What this task involves: Each record, word for word and stripped of pictures, is what the answer should contain.

[Dataset rows describing interfaces]

● ● ●

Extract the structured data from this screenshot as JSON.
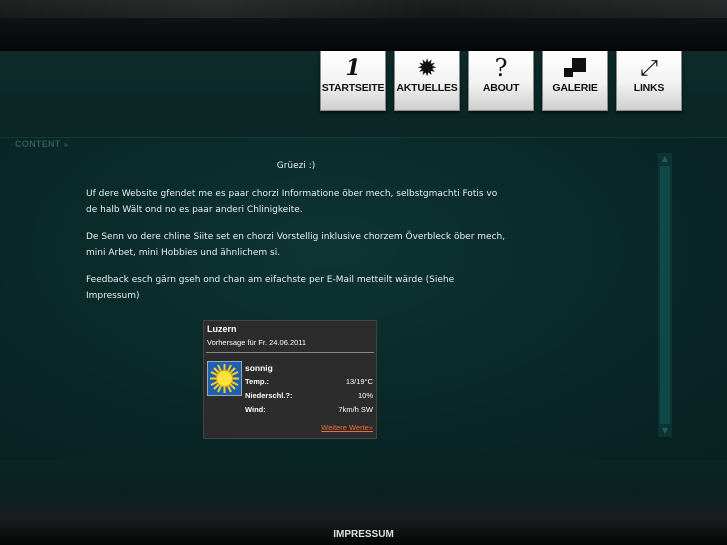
{
  "nav": {
    "items": [
      {
        "label": "STARTSEITE",
        "icon": "one-glyph-icon",
        "glyph": "1"
      },
      {
        "label": "AKTUELLES",
        "icon": "star-burst-icon",
        "glyph": "✹"
      },
      {
        "label": "ABOUT",
        "icon": "question-mark-icon",
        "glyph": "?"
      },
      {
        "label": "GALERIE",
        "icon": "gallery-squares-icon",
        "glyph": ""
      },
      {
        "label": "LINKS",
        "icon": "diagonal-arrows-icon",
        "glyph": "⤢"
      }
    ]
  },
  "content": {
    "label": "CONTENT",
    "chevron": "»",
    "greeting": "Grüezi :)",
    "paragraphs": [
      "Uf dere Website gfendet me es paar chorzi Informatione öber mech, selbstgmachti Fotis vo de halb Wält ond no es paar anderi Chlinigkeite.",
      "De Senn vo dere chline Siite set en chorzi Vorstellig inklusive chorzem Överbleck öber mech, mini Arbet, mini Hobbies und ähnlichem si.",
      "Feedback esch gärn gseh ond chan am eifachste per E-Mail metteilt wärde (Siehe Impressum)"
    ]
  },
  "weather": {
    "city": "Luzern",
    "forecast": "Vorhersage für Fr. 24.06.2011",
    "condition": "sonnig",
    "icon": "sun-icon",
    "rows": [
      {
        "label": "Temp.:",
        "value": "13/19°C"
      },
      {
        "label": "Niederschl.?:",
        "value": "10%"
      },
      {
        "label": "Wind:",
        "value": "7km/h SW"
      }
    ],
    "more_link": "Weitere Werte»"
  },
  "footer": {
    "impressum": "IMPRESSUM"
  },
  "colors": {
    "background": "#07201f",
    "link": "#e8703a",
    "nav_button": "#f2f2f2"
  }
}
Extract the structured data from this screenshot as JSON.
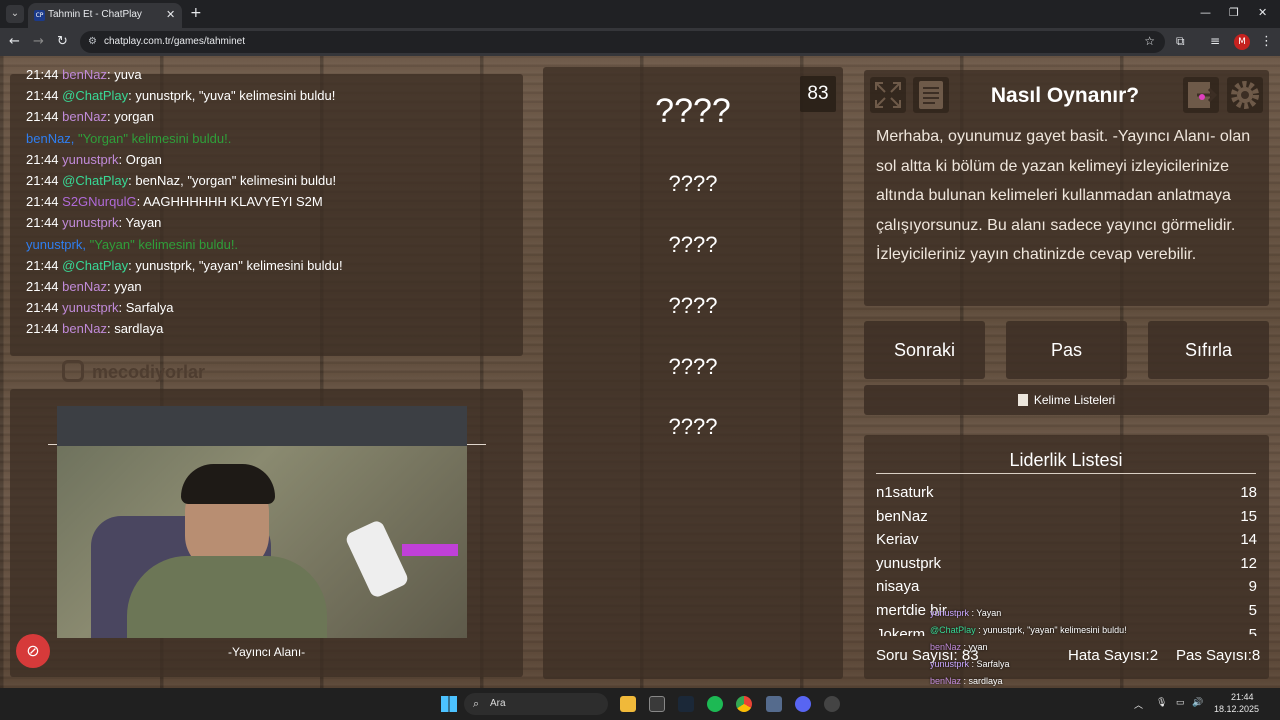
{
  "browser": {
    "tab_title": "Tahmin Et - ChatPlay",
    "favicon_text": "CP",
    "url": "chatplay.com.tr/games/tahminet",
    "profile_initial": "M"
  },
  "chat": [
    {
      "time": "21:44",
      "user": "benNaz",
      "user_color": "#c08ad8",
      "text": ": yuva"
    },
    {
      "time": "21:44",
      "user": "@ChatPlay",
      "user_color": "#38d996",
      "text": ": yunustprk, \"yuva\" kelimesini buldu!"
    },
    {
      "time": "21:44",
      "user": "benNaz",
      "user_color": "#c08ad8",
      "text": ": yorgan"
    },
    {
      "time": "",
      "user": "benNaz, ",
      "user_color": "#2f7ef0",
      "text": "\"Yorgan\" kelimesini buldu!.",
      "system": true
    },
    {
      "time": "21:44",
      "user": "yunustprk",
      "user_color": "#c08ad8",
      "text": ": Organ"
    },
    {
      "time": "21:44",
      "user": "@ChatPlay",
      "user_color": "#38d996",
      "text": ": benNaz, \"yorgan\" kelimesini buldu!"
    },
    {
      "time": "21:44",
      "user": "S2GNurqulG",
      "user_color": "#b06ad8",
      "text": ": AAGHHHHHH KLAVYEYI S2M"
    },
    {
      "time": "21:44",
      "user": "yunustprk",
      "user_color": "#c08ad8",
      "text": ": Yayan"
    },
    {
      "time": "",
      "user": "yunustprk, ",
      "user_color": "#2f7ef0",
      "text": "\"Yayan\" kelimesini buldu!.",
      "system": true
    },
    {
      "time": "21:44",
      "user": "@ChatPlay",
      "user_color": "#38d996",
      "text": ": yunustprk, \"yayan\" kelimesini buldu!"
    },
    {
      "time": "21:44",
      "user": "benNaz",
      "user_color": "#c08ad8",
      "text": ": yyan"
    },
    {
      "time": "21:44",
      "user": "yunustprk",
      "user_color": "#c08ad8",
      "text": ": Sarfalya"
    },
    {
      "time": "21:44",
      "user": "benNaz",
      "user_color": "#c08ad8",
      "text": ": sardlaya"
    }
  ],
  "streamer": {
    "instagram": "mecodiyorlar",
    "cam_label": "-Yayıncı Alanı-"
  },
  "words": {
    "counter": "83",
    "main": "????",
    "others": [
      "????",
      "????",
      "????",
      "????",
      "????"
    ]
  },
  "help": {
    "title": "Nasıl Oynanır?",
    "body": "Merhaba, oyunumuz gayet basit. -Yayıncı Alanı- olan sol altta ki bölüm de yazan kelimeyi izleyicilerinize altında bulunan kelimeleri kullanmadan anlatmaya çalışıyorsunuz. Bu alanı sadece yayıncı görmelidir. İzleyicileriniz yayın chatinizde cevap verebilir."
  },
  "controls": {
    "next": "Sonraki",
    "pass": "Pas",
    "reset": "Sıfırla",
    "word_lists": "Kelime Listeleri"
  },
  "leaderboard": {
    "title": "Liderlik Listesi",
    "rows": [
      {
        "name": "n1saturk",
        "score": "18"
      },
      {
        "name": "benNaz",
        "score": "15"
      },
      {
        "name": "Keriav",
        "score": "14"
      },
      {
        "name": "yunustprk",
        "score": "12"
      },
      {
        "name": "nisaya",
        "score": "9"
      },
      {
        "name": "mertdie bir",
        "score": "5"
      },
      {
        "name": "Jokerm...",
        "score": "5"
      }
    ]
  },
  "stats": {
    "questions_label": "Soru Sayısı:",
    "questions": "83",
    "errors_label": "Hata Sayısı:",
    "errors": "2",
    "passes_label": "Pas Sayısı:",
    "passes": "8"
  },
  "overlay_chat": [
    {
      "user": "yunustprk",
      "user_color": "#c9a7ff",
      "text": ": Yayan"
    },
    {
      "user": "@ChatPlay",
      "user_color": "#38d996",
      "text": ": yunustprk, \"yayan\" kelimesini buldu!"
    },
    {
      "user": "benNaz",
      "user_color": "#c08ad8",
      "text": ": yyan"
    },
    {
      "user": "yunustprk",
      "user_color": "#c9a7ff",
      "text": ": Sarfalya"
    },
    {
      "user": "benNaz",
      "user_color": "#c08ad8",
      "text": ": sardlaya"
    }
  ],
  "taskbar": {
    "search_placeholder": "Ara",
    "time": "21:44",
    "date": "18.12.2025"
  }
}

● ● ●

Reply to the exercise:
Extract the structured data from this screenshot as JSON.
{
  "nav": {
    "items": [
      {
        "label": "STARTSEITE",
        "icon": "one-glyph-icon",
        "glyph": "1"
      },
      {
        "label": "AKTUELLES",
        "icon": "star-burst-icon",
        "glyph": "✹"
      },
      {
        "label": "ABOUT",
        "icon": "question-mark-icon",
        "glyph": "?"
      },
      {
        "label": "GALERIE",
        "icon": "gallery-squares-icon",
        "glyph": ""
      },
      {
        "label": "LINKS",
        "icon": "diagonal-arrows-icon",
        "glyph": "⤢"
      }
    ]
  },
  "content": {
    "label": "CONTENT",
    "chevron": "»",
    "greeting": "Grüezi :)",
    "paragraphs": [
      "Uf dere Website gfendet me es paar chorzi Informatione öber mech, selbstgmachti Fotis vo de halb Wält ond no es paar anderi Chlinigkeite.",
      "De Senn vo dere chline Siite set en chorzi Vorstellig inklusive chorzem Överbleck öber mech, mini Arbet, mini Hobbies und ähnlichem si.",
      "Feedback esch gärn gseh ond chan am eifachste per E-Mail metteilt wärde (Siehe Impressum)"
    ]
  },
  "weather": {
    "city": "Luzern",
    "forecast": "Vorhersage für Fr. 24.06.2011",
    "condition": "sonnig",
    "icon": "sun-icon",
    "rows": [
      {
        "label": "Temp.:",
        "value": "13/19°C"
      },
      {
        "label": "Niederschl.?:",
        "value": "10%"
      },
      {
        "label": "Wind:",
        "value": "7km/h SW"
      }
    ],
    "more_link": "Weitere Werte»"
  },
  "footer": {
    "impressum": "IMPRESSUM"
  },
  "colors": {
    "background": "#07201f",
    "link": "#e8703a",
    "nav_button": "#f2f2f2"
  }
}
Extract the structured data from this screenshot as JSON.
{
  "browser": {
    "tab_title": "Tahmin Et - ChatPlay",
    "favicon_text": "CP",
    "url": "chatplay.com.tr/games/tahminet",
    "profile_initial": "M"
  },
  "chat": [
    {
      "time": "21:44",
      "user": "benNaz",
      "user_color": "#c08ad8",
      "text": ": yuva"
    },
    {
      "time": "21:44",
      "user": "@ChatPlay",
      "user_color": "#38d996",
      "text": ": yunustprk, \"yuva\" kelimesini buldu!"
    },
    {
      "time": "21:44",
      "user": "benNaz",
      "user_color": "#c08ad8",
      "text": ": yorgan"
    },
    {
      "time": "",
      "user": "benNaz, ",
      "user_color": "#2f7ef0",
      "text": "\"Yorgan\" kelimesini buldu!.",
      "system": true
    },
    {
      "time": "21:44",
      "user": "yunustprk",
      "user_color": "#c08ad8",
      "text": ": Organ"
    },
    {
      "time": "21:44",
      "user": "@ChatPlay",
      "user_color": "#38d996",
      "text": ": benNaz, \"yorgan\" kelimesini buldu!"
    },
    {
      "time": "21:44",
      "user": "S2GNurqulG",
      "user_color": "#b06ad8",
      "text": ": AAGHHHHHH KLAVYEYI S2M"
    },
    {
      "time": "21:44",
      "user": "yunustprk",
      "user_color": "#c08ad8",
      "text": ": Yayan"
    },
    {
      "time": "",
      "user": "yunustprk, ",
      "user_color": "#2f7ef0",
      "text": "\"Yayan\" kelimesini buldu!.",
      "system": true
    },
    {
      "time": "21:44",
      "user": "@ChatPlay",
      "user_color": "#38d996",
      "text": ": yunustprk, \"yayan\" kelimesini buldu!"
    },
    {
      "time": "21:44",
      "user": "benNaz",
      "user_color": "#c08ad8",
      "text": ": yyan"
    },
    {
      "time": "21:44",
      "user": "yunustprk",
      "user_color": "#c08ad8",
      "text": ": Sarfalya"
    },
    {
      "time": "21:44",
      "user": "benNaz",
      "user_color": "#c08ad8",
      "text": ": sardlaya"
    }
  ],
  "streamer": {
    "instagram": "mecodiyorlar",
    "cam_label": "-Yayıncı Alanı-"
  },
  "words": {
    "counter": "83",
    "main": "????",
    "others": [
      "????",
      "????",
      "????",
      "????",
      "????"
    ]
  },
  "help": {
    "title": "Nasıl Oynanır?",
    "body": "Merhaba, oyunumuz gayet basit. -Yayıncı Alanı- olan sol altta ki bölüm de yazan kelimeyi izleyicilerinize altında bulunan kelimeleri kullanmadan anlatmaya çalışıyorsunuz. Bu alanı sadece yayıncı görmelidir. İzleyicileriniz yayın chatinizde cevap verebilir."
  },
  "controls": {
    "next": "Sonraki",
    "pass": "Pas",
    "reset": "Sıfırla",
    "word_lists": "Kelime Listeleri"
  },
  "leaderboard": {
    "title": "Liderlik Listesi",
    "rows": [
      {
        "name": "n1saturk",
        "score": "18"
      },
      {
        "name": "benNaz",
        "score": "15"
      },
      {
        "name": "Keriav",
        "score": "14"
      },
      {
        "name": "yunustprk",
        "score": "12"
      },
      {
        "name": "nisaya",
        "score": "9"
      },
      {
        "name": "mertdie bir",
        "score": "5"
      },
      {
        "name": "Jokerm...",
        "score": "5"
      }
    ]
  },
  "stats": {
    "questions_label": "Soru Sayısı:",
    "questions": "83",
    "errors_label": "Hata Sayısı:",
    "errors": "2",
    "passes_label": "Pas Sayısı:",
    "passes": "8"
  },
  "overlay_chat": [
    {
      "user": "yunustprk",
      "user_color": "#c9a7ff",
      "text": ": Yayan"
    },
    {
      "user": "@ChatPlay",
      "user_color": "#38d996",
      "text": ": yunustprk, \"yayan\" kelimesini buldu!"
    },
    {
      "user": "benNaz",
      "user_color": "#c08ad8",
      "text": ": yyan"
    },
    {
      "user": "yunustprk",
      "user_color": "#c9a7ff",
      "text": ": Sarfalya"
    },
    {
      "user": "benNaz",
      "user_color": "#c08ad8",
      "text": ": sardlaya"
    }
  ],
  "taskbar": {
    "search_placeholder": "Ara",
    "time": "21:44",
    "date": "18.12.2025"
  }
}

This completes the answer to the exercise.